On testing going there’s a real emphasis on stamina, which leads to strung-out fields and low percentages of horses completing the race. This is particularly true on the hurdles course where races tend to be well-run regardless of conditions, resulting in some exhausted horses later on. Setting the right pace is the key thing to get right on the chase course too but jockeys must also deal with nine stiff fences including one water jump. The final three obstacles are situated in very close proximity prior to a short run-in, making it difficult to come from behind late on.

A True Speed Course

There’s no racing at Wincanton during the summer months but it’s a place no stranger to firm conditions. On occasions, things have been so firm that the racecourse has had to cancel meetings because it would have been too dangerous. Such instances should become less frequent now that the on-site watering system has been upgraded but nevertheless, Wincanton will remain a place where horses sometimes have the opportunity to clock a very fast time indeed.

When the going is good, or firmer, horses can truly fly over the hurdles and fences here. Recent examples include Cliffs of Dover who posted a rapid time of 3m 22.9s in a 1m 7f 56y Handicap Hurdle and Ulck Du Lin who comfortably won a two mile Handicap Chase after reaching the line in 3m 40.3s. Such well-run races mean that hold-up tactics very rarely pay off when the going is fast at Wincanton.

A front running strategy rules supreme here with the Somerset course one of the leading destinations for early leaders. When looking at two mile handicaps, front runners have an impact value of 2.97, meaning they are almost three times more likely to prevail than the rest of the field. Leading around the home bend is usually enough to do the job as those in front at this stage are the ones that end up first to the line far more often than not.

Major Meetings at Wincanton

Ruby Walsh, Jockey
Ruby Walsh, Jockey (DavyJonesLocker / Wikipedia.org)

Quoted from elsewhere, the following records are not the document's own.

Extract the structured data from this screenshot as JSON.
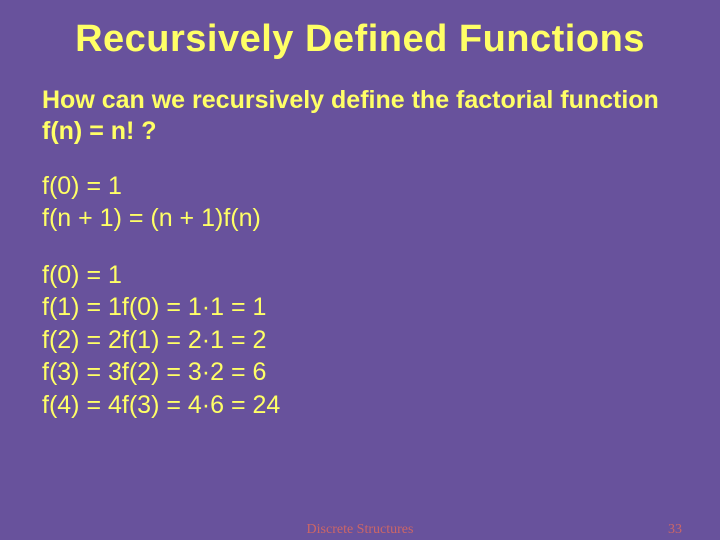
{
  "title": "Recursively Defined Functions",
  "subtitle": "How can we recursively define the factorial function f(n) = n! ?",
  "definition": {
    "base": "f(0) = 1",
    "step": "f(n + 1) = (n + 1)f(n)"
  },
  "expansion": {
    "l0": "f(0) = 1",
    "l1": "f(1) = 1f(0) = 1·1 = 1",
    "l2": "f(2) = 2f(1) = 2·1 = 2",
    "l3": "f(3) = 3f(2) = 3·2 = 6",
    "l4": "f(4) = 4f(3) = 4·6 = 24"
  },
  "footer": {
    "center": "Discrete Structures",
    "page": "33"
  }
}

The most prestigious race at Wincanton is arguably the Kingwell Hurdle, which has been run at the Somerset course since 1980. The hurdle race is open to horses aged four years old and above and is run over a distance of two miles each February, with eight fences to be cleared. The race is seen as an important trial for the Champion Hurdle at Cheltenham, with many horses winning both, the most recent being Katchit in 2008.

Numerous famous jockeys have won the Kingwell Hurdle, including Tony McCoy and Ruby Walsh (pictured here), with Nick Scholfield on board Melodic Rendezvous crowned the 2014 winner. Another famous race run at Wincanton is the CGA Chase, which takes place on the same day as the hurdle, and this is generally seen as a trial for the Cheltenham Gold Cup. Many of the races from Wincanton are shown live on Channel 4, with around 17 meetings held each calendar year.

Dining and Hospitality

The restaurant packages at Wincanton start from just £57.95 + VAT per person. In terms of private boxes, prices start from just £90 + VAT per person and will increasing depending on choice of menu.

Map

Swap Start/End

Grudge Matches